In light of recent violent activities around the world, many people are back to the dated paradigm that the reason kids are so violent today is because of the exposure to violent TV shows, movies, and video games that are targeted to young audiences.
According to the Media Awareness Network, a group that monitors violent and graphic material in the media – TV shows in truth have become more violent. The American Academy of Pediatrics reports that as children are exposed to media violence on TV shows and video games – they become immune and insensitive to the violence that they see and are more prone to act out with aggression. Experts believe that today, by the time a child is 11 years old, they have seen nearly 8,000 murders through media. Sure, some of this is because parents allow their children to watch adult prime time crime shows, or play video games laced with murderous acts. But is there really too much violence on CHILDRENS TV? Or is this just a way that society blames the behaviors of children on something aside from parental conditioning?

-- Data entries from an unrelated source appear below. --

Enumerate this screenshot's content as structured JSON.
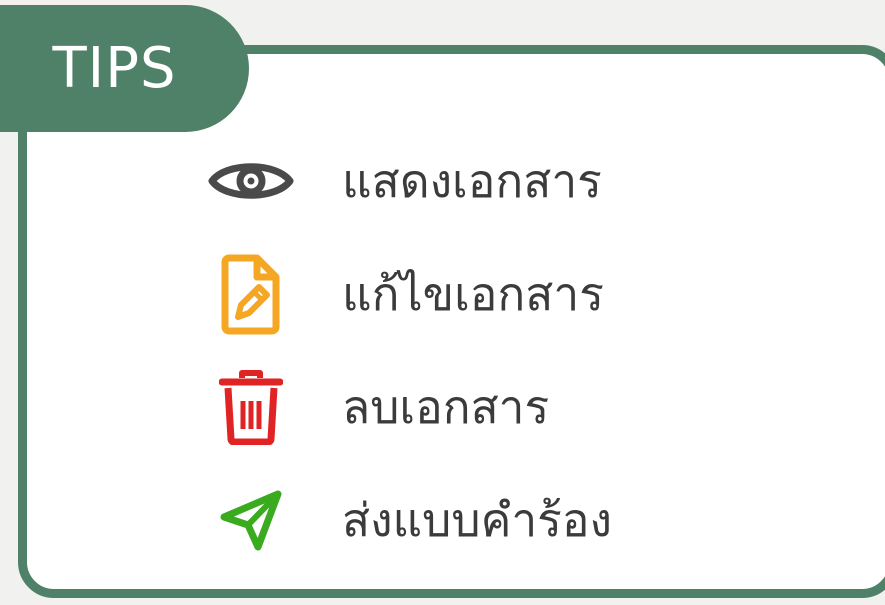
{
  "panel": {
    "title": "TIPS",
    "border_color": "#4f8068",
    "background": "#ffffff"
  },
  "tips": [
    {
      "icon": "eye-icon",
      "color": "#4a4a4a",
      "label": "แสดงเอกสาร"
    },
    {
      "icon": "document-edit-icon",
      "color": "#f5a623",
      "label": "แก้ไขเอกสาร"
    },
    {
      "icon": "trash-icon",
      "color": "#e02424",
      "label": "ลบเอกสาร"
    },
    {
      "icon": "send-icon",
      "color": "#3aaa1e",
      "label": "ส่งแบบคำร้อง"
    }
  ]
}
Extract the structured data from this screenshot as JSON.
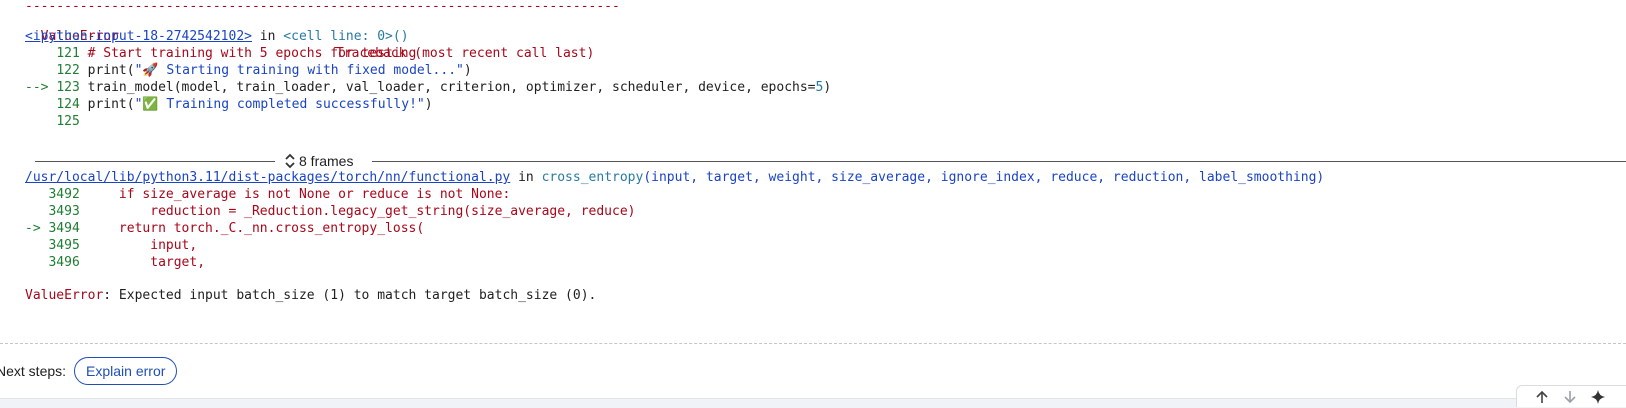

If you look back to the shows that you used to watch as a child – there was plenty of violence hidden in episodes of Bugs Bunny or the Road Runner. Sure, it was animated – but the violence was evident just the same. Today, in fact – kids shows on children’s networks are more censored than they were two decades ago – and many of the shows DIRECTED toward children are humor based and show no violence at all. If you compare the violence in an episode of SpongeBob as compared to an episode of the Road Runner – you might be surprised to find out that today’s CHILDRENS shows, are actually fairly calm in comparison.
The problem is that despite the TV rating system which is now government regulated and extremely diligent about imposing rules of TV responsibility – parents are allowing their children not just TOO much time in front of the TV, but too much time unsupervised in front of the TV.
Its ironic really, that with all the TV controls available to parents today (which were NOT available just a decade ago) – most parents allow their child to sit in front of the TV unsupervised for longer periods of time than ever reported since the invention of TV. TV has become the new age babysitter, and parents today are slack in turning off the boob tube. In fact, in most households, a television is ALWAYS on, and few parents utilize all the parental controls at their fingertips that can inhibit young children from seeing violence on TV.
For children under the age of 7, even the nightly news can be too graphic and violent. And yet it sets the background music for dinnertime for the average family. And the video games that are rated T or M (Mature ratings) are most often purchased for young children BY their own parents. A recent moviegoer’s poll by Parenting Magazine revealed that more than 3/4ths of all parents have taken their young children (under 13) to a PG-13 rated movie. If parents are buying the media and taking their children to see the movies on the big screen, and allowing shows in their home to be watched that they feel are violent to be watched in the home – than the fault, quite frankly, lies on the parent.
Watchdog groups and websites by the droves are easily accessible for parents so that they can get reviews and advice from non-profit groups on nearly every piece of media that their child may be exposed to. One particularly popular group is www.commonsensemedia.com which provides parents with not just demographics, but reviews and trailers of TV shows, movies and video games so that parents can make informed decisions about what their children are watching BEFORE they watch it.
According to the FTC, broader rules and stricter regulations exist NOW than ever before – and even encompass the types of companies and products that can be marketed to children or marketed during primetime when kids ‘may’ be watching as well as during during youth programming. Major league baseball players are no longer allowed to use tobacco during games because of the perceived impact this would have on young fans. New ratings for everything from TV shows to movies to video games are coming out each and every year as a tool to make media safer for children. And computers come standard with controls that can restrict media from being accessed online by a child.
Yet parents aren’t using any of these tools, and watchdog groups and society simply place blame on the entertainment industry for being a violent role model for our children.
The problem of placing the blame is that it takes one important figure out of the equation. The parents. If you have a 7 year old in your home – or even a 13 year old, you have complete control over what they watch on TV. Just because a show is airing, does not imply that you have to watch it or allow your child to watch. The beautiful thing about TV and video games is that there is a convenient off switch, easily utilized by the remote control. The burden of responsibility needs to be placed back on parental shoulders. And there are no laws that require parents to install 200 channel paid programming from cable providers in the home either.
Bottom line! Monitor what your child watches. If you notice that your child has a negative reaction to certain shows or has sensitivity to violence or graphic scenes – then simply avoid them altogether. And remember that children have been role playing cowboys and Indians since the Wild West days. While society may be becoming a more violent place than it was years ago, the truth is that parents hold the key in keeping the exposure to violence at a bare minimum for their child.